Assignment: In the entries that follow, find the word "JSON" and report each line it is on.

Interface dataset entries
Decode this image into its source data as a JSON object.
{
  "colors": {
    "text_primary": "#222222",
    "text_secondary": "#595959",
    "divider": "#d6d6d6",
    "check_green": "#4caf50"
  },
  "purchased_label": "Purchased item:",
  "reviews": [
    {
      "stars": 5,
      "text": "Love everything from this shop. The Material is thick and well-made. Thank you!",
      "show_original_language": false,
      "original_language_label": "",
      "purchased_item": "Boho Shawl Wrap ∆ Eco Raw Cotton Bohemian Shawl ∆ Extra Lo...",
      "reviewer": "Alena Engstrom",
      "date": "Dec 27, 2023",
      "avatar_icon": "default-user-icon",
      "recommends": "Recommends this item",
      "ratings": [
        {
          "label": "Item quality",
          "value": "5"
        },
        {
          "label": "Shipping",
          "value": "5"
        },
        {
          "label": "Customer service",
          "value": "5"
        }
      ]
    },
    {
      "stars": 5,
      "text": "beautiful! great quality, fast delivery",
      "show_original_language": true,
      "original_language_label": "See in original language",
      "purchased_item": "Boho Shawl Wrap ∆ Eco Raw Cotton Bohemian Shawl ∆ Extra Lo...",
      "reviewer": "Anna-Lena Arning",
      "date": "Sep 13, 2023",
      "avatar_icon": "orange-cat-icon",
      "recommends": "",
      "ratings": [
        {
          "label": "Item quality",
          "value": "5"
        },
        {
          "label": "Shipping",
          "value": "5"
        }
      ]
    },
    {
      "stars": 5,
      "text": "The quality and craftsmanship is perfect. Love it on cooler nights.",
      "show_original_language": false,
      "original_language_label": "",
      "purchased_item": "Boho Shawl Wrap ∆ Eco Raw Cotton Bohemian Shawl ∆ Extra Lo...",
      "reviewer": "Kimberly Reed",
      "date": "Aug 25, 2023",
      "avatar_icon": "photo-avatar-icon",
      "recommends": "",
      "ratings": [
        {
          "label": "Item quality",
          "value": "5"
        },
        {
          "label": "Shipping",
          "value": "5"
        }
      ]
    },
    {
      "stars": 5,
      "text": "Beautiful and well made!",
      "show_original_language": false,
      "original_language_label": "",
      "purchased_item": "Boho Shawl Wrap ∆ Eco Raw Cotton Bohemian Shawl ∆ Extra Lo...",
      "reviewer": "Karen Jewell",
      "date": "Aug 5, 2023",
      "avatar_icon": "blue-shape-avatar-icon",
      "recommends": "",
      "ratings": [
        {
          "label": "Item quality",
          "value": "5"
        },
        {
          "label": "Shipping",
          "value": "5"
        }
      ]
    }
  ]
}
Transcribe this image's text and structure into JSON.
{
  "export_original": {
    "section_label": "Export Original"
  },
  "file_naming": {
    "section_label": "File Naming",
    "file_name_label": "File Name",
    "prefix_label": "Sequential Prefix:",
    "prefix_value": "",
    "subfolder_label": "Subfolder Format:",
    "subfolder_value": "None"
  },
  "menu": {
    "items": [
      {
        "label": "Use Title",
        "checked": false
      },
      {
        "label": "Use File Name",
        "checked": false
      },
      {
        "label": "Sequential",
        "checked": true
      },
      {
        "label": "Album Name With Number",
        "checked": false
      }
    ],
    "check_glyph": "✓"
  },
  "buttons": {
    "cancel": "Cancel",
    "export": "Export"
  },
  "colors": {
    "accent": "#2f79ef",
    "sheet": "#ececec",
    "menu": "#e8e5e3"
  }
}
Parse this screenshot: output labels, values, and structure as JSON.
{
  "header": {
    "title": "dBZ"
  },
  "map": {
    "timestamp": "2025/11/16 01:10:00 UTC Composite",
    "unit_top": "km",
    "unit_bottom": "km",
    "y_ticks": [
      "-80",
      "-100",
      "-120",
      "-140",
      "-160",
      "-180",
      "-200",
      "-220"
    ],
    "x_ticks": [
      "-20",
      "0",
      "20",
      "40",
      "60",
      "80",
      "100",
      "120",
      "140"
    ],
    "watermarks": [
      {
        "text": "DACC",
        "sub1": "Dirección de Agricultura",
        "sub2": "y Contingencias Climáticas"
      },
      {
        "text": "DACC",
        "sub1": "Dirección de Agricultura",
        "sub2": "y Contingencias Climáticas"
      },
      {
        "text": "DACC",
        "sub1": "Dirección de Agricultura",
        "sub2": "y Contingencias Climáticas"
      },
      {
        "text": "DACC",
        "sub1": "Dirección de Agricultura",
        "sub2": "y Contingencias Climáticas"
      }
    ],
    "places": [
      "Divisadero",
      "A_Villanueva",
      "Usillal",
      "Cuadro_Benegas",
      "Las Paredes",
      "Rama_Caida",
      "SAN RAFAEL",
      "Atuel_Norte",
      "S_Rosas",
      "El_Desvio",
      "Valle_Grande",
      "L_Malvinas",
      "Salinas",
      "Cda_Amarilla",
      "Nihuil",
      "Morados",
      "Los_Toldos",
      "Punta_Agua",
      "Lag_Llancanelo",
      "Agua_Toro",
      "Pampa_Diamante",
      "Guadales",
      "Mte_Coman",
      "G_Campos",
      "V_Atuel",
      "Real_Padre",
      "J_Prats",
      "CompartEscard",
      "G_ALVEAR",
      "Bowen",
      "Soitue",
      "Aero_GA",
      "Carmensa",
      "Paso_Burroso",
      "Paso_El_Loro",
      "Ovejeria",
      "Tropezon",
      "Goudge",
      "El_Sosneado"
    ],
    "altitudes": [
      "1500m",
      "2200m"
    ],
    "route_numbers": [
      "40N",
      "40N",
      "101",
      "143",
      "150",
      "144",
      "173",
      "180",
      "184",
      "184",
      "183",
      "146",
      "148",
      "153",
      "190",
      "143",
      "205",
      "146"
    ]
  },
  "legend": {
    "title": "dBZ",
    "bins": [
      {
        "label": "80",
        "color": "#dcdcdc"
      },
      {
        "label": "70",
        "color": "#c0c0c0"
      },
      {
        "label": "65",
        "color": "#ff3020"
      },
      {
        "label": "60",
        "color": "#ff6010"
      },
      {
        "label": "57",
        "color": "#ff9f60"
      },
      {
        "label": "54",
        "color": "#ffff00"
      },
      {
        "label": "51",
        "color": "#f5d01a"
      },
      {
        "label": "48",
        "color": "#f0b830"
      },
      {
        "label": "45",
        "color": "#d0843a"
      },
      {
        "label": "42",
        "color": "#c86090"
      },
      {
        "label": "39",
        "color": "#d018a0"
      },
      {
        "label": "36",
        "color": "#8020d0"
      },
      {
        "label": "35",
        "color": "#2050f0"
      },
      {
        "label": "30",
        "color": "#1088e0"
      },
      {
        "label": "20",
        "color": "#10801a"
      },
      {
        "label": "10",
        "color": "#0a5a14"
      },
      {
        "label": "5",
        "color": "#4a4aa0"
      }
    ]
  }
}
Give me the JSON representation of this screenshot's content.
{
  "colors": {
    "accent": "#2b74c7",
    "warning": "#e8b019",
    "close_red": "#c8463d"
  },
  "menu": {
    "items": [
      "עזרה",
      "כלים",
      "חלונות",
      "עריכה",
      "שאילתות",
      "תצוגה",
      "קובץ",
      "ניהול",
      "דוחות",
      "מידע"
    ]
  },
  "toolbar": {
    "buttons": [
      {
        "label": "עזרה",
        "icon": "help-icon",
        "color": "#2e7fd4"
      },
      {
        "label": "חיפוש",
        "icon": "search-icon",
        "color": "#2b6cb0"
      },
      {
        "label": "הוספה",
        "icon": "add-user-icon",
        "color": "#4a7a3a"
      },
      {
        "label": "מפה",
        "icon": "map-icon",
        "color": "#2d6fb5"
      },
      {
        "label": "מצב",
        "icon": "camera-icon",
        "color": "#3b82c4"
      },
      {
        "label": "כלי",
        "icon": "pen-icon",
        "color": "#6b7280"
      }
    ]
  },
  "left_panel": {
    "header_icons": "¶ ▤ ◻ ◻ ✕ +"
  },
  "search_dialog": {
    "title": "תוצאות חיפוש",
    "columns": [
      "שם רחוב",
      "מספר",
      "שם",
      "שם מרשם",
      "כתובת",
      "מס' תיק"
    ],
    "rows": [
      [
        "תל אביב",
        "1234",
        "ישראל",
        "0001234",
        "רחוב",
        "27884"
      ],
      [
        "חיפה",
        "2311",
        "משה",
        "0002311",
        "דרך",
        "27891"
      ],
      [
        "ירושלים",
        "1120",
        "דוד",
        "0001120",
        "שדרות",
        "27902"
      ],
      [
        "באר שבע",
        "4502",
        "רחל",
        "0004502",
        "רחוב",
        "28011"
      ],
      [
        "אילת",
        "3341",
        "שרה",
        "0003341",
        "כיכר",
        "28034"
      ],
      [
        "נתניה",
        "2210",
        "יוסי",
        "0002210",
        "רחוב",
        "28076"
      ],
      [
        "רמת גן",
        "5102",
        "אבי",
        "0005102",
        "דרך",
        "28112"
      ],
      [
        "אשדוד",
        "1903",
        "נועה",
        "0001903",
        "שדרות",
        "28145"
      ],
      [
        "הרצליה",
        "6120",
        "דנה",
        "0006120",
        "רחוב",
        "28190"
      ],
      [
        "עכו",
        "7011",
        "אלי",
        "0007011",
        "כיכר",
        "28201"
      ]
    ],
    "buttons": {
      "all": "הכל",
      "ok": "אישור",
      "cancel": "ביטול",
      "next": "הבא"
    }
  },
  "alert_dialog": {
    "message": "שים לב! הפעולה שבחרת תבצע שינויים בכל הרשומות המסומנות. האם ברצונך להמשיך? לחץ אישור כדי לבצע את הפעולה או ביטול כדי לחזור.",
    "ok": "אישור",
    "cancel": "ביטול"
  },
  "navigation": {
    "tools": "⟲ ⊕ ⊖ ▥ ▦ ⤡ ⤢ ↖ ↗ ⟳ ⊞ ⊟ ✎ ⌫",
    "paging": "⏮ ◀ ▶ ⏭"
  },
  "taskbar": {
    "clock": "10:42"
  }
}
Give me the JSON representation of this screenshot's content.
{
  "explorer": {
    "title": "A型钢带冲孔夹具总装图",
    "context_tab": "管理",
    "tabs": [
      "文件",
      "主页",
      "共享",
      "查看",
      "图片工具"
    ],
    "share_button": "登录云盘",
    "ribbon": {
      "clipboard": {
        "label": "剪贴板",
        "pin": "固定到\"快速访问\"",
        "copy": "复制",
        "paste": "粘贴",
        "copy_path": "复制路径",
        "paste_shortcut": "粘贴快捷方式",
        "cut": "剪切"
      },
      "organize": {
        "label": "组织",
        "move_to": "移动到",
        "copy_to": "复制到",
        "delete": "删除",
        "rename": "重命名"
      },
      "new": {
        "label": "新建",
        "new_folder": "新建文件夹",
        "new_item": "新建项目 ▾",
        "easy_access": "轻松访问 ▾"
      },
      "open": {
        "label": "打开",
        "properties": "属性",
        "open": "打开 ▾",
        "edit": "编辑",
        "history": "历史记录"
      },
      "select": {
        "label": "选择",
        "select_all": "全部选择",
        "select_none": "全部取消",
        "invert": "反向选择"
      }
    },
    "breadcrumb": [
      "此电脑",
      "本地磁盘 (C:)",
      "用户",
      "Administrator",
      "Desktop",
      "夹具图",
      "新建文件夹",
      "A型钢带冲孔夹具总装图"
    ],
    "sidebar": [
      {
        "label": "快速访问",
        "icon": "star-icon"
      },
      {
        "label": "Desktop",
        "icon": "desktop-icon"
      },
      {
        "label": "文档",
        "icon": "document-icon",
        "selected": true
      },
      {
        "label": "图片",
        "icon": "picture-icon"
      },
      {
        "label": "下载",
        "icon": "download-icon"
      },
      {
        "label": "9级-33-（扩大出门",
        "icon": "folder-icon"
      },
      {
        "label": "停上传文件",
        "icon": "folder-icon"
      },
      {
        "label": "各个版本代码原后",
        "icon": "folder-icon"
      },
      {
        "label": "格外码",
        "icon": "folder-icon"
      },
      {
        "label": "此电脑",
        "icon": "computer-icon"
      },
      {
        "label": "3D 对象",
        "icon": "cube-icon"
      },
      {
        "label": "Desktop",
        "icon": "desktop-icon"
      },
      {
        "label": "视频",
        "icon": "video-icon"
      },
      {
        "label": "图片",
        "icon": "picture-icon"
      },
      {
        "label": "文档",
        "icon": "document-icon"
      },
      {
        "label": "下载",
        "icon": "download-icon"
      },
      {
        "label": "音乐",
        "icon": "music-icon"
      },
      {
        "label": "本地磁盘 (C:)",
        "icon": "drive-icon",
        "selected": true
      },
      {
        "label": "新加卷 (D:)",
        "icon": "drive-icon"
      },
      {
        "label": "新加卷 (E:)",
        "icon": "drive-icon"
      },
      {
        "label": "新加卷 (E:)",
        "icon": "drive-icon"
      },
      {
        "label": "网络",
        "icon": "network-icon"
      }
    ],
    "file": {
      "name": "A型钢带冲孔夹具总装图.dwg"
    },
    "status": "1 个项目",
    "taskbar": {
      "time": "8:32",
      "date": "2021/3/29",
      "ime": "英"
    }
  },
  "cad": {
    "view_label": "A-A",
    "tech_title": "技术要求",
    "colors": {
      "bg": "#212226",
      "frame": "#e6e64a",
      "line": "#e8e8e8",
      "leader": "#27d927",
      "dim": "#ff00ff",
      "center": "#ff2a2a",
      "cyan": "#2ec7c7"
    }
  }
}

Solution to the problem:
Decode this image into its source data as a JSON object.
Transcribe this image's text and structure into JSON.
Parse this screenshot: output labels, values, and structure as JSON.
Give me the JSON representation of this screenshot's content.
Give me the JSON representation of this screenshot's content.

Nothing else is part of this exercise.